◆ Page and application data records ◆
******************************

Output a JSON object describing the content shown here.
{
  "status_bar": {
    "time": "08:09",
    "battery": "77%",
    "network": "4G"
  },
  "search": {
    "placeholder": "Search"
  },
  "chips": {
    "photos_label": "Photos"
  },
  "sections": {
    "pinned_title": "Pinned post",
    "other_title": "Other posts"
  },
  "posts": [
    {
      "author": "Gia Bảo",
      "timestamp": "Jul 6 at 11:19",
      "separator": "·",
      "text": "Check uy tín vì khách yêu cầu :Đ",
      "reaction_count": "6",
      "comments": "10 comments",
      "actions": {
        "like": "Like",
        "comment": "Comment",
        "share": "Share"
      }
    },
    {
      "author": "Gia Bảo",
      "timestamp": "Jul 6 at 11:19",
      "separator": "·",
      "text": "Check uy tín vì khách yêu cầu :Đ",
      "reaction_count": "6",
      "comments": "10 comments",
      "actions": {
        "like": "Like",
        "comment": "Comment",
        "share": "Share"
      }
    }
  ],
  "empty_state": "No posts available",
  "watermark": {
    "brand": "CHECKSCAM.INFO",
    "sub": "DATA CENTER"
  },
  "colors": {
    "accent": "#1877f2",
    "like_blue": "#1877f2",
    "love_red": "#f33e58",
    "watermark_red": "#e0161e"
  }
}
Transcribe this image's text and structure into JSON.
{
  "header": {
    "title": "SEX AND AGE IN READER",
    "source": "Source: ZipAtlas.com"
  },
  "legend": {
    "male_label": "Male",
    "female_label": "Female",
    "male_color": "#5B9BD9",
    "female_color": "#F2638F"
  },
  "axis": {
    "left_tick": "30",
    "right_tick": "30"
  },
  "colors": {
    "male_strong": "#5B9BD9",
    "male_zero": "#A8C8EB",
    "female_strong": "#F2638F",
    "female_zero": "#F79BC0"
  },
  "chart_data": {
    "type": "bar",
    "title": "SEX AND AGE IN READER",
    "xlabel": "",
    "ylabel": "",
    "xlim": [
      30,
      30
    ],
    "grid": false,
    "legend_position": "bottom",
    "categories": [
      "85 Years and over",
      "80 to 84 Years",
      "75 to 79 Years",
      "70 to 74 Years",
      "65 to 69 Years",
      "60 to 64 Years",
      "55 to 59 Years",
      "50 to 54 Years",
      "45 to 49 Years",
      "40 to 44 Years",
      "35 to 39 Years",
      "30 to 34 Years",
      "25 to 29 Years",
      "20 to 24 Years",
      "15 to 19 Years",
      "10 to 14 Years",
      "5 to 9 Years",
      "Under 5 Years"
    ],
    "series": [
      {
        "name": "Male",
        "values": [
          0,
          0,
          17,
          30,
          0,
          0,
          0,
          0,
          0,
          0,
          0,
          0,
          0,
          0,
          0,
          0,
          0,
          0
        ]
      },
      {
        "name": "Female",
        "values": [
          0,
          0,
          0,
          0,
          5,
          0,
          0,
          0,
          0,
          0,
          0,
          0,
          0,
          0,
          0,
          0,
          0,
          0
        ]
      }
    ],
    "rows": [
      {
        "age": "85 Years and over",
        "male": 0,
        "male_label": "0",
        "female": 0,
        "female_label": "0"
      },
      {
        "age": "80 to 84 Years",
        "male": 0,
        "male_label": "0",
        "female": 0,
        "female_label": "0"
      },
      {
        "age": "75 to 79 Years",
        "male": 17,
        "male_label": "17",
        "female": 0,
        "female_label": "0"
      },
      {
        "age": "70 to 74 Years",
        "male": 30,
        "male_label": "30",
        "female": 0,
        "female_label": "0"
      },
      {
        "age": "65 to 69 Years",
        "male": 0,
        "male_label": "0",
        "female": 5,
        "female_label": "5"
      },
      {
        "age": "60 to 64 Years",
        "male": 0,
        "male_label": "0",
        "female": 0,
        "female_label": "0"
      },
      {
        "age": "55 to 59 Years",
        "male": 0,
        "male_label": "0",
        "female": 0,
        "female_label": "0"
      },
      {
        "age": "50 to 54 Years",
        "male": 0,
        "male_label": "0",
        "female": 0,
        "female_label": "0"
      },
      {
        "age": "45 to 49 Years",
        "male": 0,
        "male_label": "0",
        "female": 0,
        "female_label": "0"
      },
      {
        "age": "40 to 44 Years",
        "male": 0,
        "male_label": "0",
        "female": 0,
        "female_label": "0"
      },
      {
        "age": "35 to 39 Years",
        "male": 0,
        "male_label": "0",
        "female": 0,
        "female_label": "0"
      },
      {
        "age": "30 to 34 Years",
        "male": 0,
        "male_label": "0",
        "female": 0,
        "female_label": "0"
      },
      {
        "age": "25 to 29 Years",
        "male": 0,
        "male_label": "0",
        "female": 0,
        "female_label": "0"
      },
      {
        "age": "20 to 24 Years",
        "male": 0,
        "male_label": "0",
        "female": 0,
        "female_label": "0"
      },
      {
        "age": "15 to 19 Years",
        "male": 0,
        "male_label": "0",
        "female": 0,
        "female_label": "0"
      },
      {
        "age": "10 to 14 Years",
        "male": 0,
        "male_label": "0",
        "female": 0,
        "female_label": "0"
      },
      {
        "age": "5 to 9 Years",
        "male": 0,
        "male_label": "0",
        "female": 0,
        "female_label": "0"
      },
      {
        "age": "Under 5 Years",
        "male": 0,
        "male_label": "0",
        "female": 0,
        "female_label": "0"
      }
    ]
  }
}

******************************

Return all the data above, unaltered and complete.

Output a JSON object describing the content shown here.
{
  "status_bar": {
    "time": "08:09",
    "battery": "77%",
    "network": "4G"
  },
  "search": {
    "placeholder": "Search"
  },
  "chips": {
    "photos_label": "Photos"
  },
  "sections": {
    "pinned_title": "Pinned post",
    "other_title": "Other posts"
  },
  "posts": [
    {
      "author": "Gia Bảo",
      "timestamp": "Jul 6 at 11:19",
      "separator": "·",
      "text": "Check uy tín vì khách yêu cầu :Đ",
      "reaction_count": "6",
      "comments": "10 comments",
      "actions": {
        "like": "Like",
        "comment": "Comment",
        "share": "Share"
      }
    },
    {
      "author": "Gia Bảo",
      "timestamp": "Jul 6 at 11:19",
      "separator": "·",
      "text": "Check uy tín vì khách yêu cầu :Đ",
      "reaction_count": "6",
      "comments": "10 comments",
      "actions": {
        "like": "Like",
        "comment": "Comment",
        "share": "Share"
      }
    }
  ],
  "empty_state": "No posts available",
  "watermark": {
    "brand": "CHECKSCAM.INFO",
    "sub": "DATA CENTER"
  },
  "colors": {
    "accent": "#1877f2",
    "like_blue": "#1877f2",
    "love_red": "#f33e58",
    "watermark_red": "#e0161e"
  }
}
Transcribe this image's text and structure into JSON.
{
  "header": {
    "title": "SEX AND AGE IN READER",
    "source": "Source: ZipAtlas.com"
  },
  "legend": {
    "male_label": "Male",
    "female_label": "Female",
    "male_color": "#5B9BD9",
    "female_color": "#F2638F"
  },
  "axis": {
    "left_tick": "30",
    "right_tick": "30"
  },
  "colors": {
    "male_strong": "#5B9BD9",
    "male_zero": "#A8C8EB",
    "female_strong": "#F2638F",
    "female_zero": "#F79BC0"
  },
  "chart_data": {
    "type": "bar",
    "title": "SEX AND AGE IN READER",
    "xlabel": "",
    "ylabel": "",
    "xlim": [
      30,
      30
    ],
    "grid": false,
    "legend_position": "bottom",
    "categories": [
      "85 Years and over",
      "80 to 84 Years",
      "75 to 79 Years",
      "70 to 74 Years",
      "65 to 69 Years",
      "60 to 64 Years",
      "55 to 59 Years",
      "50 to 54 Years",
      "45 to 49 Years",
      "40 to 44 Years",
      "35 to 39 Years",
      "30 to 34 Years",
      "25 to 29 Years",
      "20 to 24 Years",
      "15 to 19 Years",
      "10 to 14 Years",
      "5 to 9 Years",
      "Under 5 Years"
    ],
    "series": [
      {
        "name": "Male",
        "values": [
          0,
          0,
          17,
          30,
          0,
          0,
          0,
          0,
          0,
          0,
          0,
          0,
          0,
          0,
          0,
          0,
          0,
          0
        ]
      },
      {
        "name": "Female",
        "values": [
          0,
          0,
          0,
          0,
          5,
          0,
          0,
          0,
          0,
          0,
          0,
          0,
          0,
          0,
          0,
          0,
          0,
          0
        ]
      }
    ],
    "rows": [
      {
        "age": "85 Years and over",
        "male": 0,
        "male_label": "0",
        "female": 0,
        "female_label": "0"
      },
      {
        "age": "80 to 84 Years",
        "male": 0,
        "male_label": "0",
        "female": 0,
        "female_label": "0"
      },
      {
        "age": "75 to 79 Years",
        "male": 17,
        "male_label": "17",
        "female": 0,
        "female_label": "0"
      },
      {
        "age": "70 to 74 Years",
        "male": 30,
        "male_label": "30",
        "female": 0,
        "female_label": "0"
      },
      {
        "age": "65 to 69 Years",
        "male": 0,
        "male_label": "0",
        "female": 5,
        "female_label": "5"
      },
      {
        "age": "60 to 64 Years",
        "male": 0,
        "male_label": "0",
        "female": 0,
        "female_label": "0"
      },
      {
        "age": "55 to 59 Years",
        "male": 0,
        "male_label": "0",
        "female": 0,
        "female_label": "0"
      },
      {
        "age": "50 to 54 Years",
        "male": 0,
        "male_label": "0",
        "female": 0,
        "female_label": "0"
      },
      {
        "age": "45 to 49 Years",
        "male": 0,
        "male_label": "0",
        "female": 0,
        "female_label": "0"
      },
      {
        "age": "40 to 44 Years",
        "male": 0,
        "male_label": "0",
        "female": 0,
        "female_label": "0"
      },
      {
        "age": "35 to 39 Years",
        "male": 0,
        "male_label": "0",
        "female": 0,
        "female_label": "0"
      },
      {
        "age": "30 to 34 Years",
        "male": 0,
        "male_label": "0",
        "female": 0,
        "female_label": "0"
      },
      {
        "age": "25 to 29 Years",
        "male": 0,
        "male_label": "0",
        "female": 0,
        "female_label": "0"
      },
      {
        "age": "20 to 24 Years",
        "male": 0,
        "male_label": "0",
        "female": 0,
        "female_label": "0"
      },
      {
        "age": "15 to 19 Years",
        "male": 0,
        "male_label": "0",
        "female": 0,
        "female_label": "0"
      },
      {
        "age": "10 to 14 Years",
        "male": 0,
        "male_label": "0",
        "female": 0,
        "female_label": "0"
      },
      {
        "age": "5 to 9 Years",
        "male": 0,
        "male_label": "0",
        "female": 0,
        "female_label": "0"
      },
      {
        "age": "Under 5 Years",
        "male": 0,
        "male_label": "0",
        "female": 0,
        "female_label": "0"
      }
    ]
  }
}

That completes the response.